# Exercise prompt
Word for word, retype the records below.

(Collected data entries)
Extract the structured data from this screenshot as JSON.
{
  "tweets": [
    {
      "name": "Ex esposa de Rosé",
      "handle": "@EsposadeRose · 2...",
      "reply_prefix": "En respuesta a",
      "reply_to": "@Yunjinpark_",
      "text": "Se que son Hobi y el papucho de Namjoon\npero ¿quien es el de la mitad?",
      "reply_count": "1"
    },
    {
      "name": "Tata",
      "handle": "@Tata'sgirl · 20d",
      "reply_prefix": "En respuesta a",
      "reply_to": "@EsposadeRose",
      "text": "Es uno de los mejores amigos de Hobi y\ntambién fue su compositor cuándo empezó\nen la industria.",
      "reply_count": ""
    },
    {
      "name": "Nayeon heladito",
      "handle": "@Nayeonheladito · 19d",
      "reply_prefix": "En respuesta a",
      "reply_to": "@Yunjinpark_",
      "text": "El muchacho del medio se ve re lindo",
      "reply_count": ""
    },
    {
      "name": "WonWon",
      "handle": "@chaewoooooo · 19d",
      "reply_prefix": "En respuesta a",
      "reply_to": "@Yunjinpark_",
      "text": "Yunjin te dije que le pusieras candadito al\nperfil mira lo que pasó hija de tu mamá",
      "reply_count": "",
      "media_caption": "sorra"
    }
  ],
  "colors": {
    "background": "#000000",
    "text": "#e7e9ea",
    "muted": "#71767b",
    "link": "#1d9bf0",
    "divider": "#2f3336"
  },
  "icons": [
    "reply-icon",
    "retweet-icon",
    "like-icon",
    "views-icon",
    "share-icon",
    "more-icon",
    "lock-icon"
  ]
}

# Result below
Extract the structured data from this screenshot as JSON.
{
  "tweets": [
    {
      "name": "Ex esposa de Rosé",
      "handle": "@EsposadeRose · 2...",
      "reply_prefix": "En respuesta a",
      "reply_to": "@Yunjinpark_",
      "text": "Se que son Hobi y el papucho de Namjoon\npero ¿quien es el de la mitad?",
      "reply_count": "1"
    },
    {
      "name": "Tata",
      "handle": "@Tata'sgirl · 20d",
      "reply_prefix": "En respuesta a",
      "reply_to": "@EsposadeRose",
      "text": "Es uno de los mejores amigos de Hobi y\ntambién fue su compositor cuándo empezó\nen la industria.",
      "reply_count": ""
    },
    {
      "name": "Nayeon heladito",
      "handle": "@Nayeonheladito · 19d",
      "reply_prefix": "En respuesta a",
      "reply_to": "@Yunjinpark_",
      "text": "El muchacho del medio se ve re lindo",
      "reply_count": ""
    },
    {
      "name": "WonWon",
      "handle": "@chaewoooooo · 19d",
      "reply_prefix": "En respuesta a",
      "reply_to": "@Yunjinpark_",
      "text": "Yunjin te dije que le pusieras candadito al\nperfil mira lo que pasó hija de tu mamá",
      "reply_count": "",
      "media_caption": "sorra"
    }
  ],
  "colors": {
    "background": "#000000",
    "text": "#e7e9ea",
    "muted": "#71767b",
    "link": "#1d9bf0",
    "divider": "#2f3336"
  },
  "icons": [
    "reply-icon",
    "retweet-icon",
    "like-icon",
    "views-icon",
    "share-icon",
    "more-icon",
    "lock-icon"
  ]
}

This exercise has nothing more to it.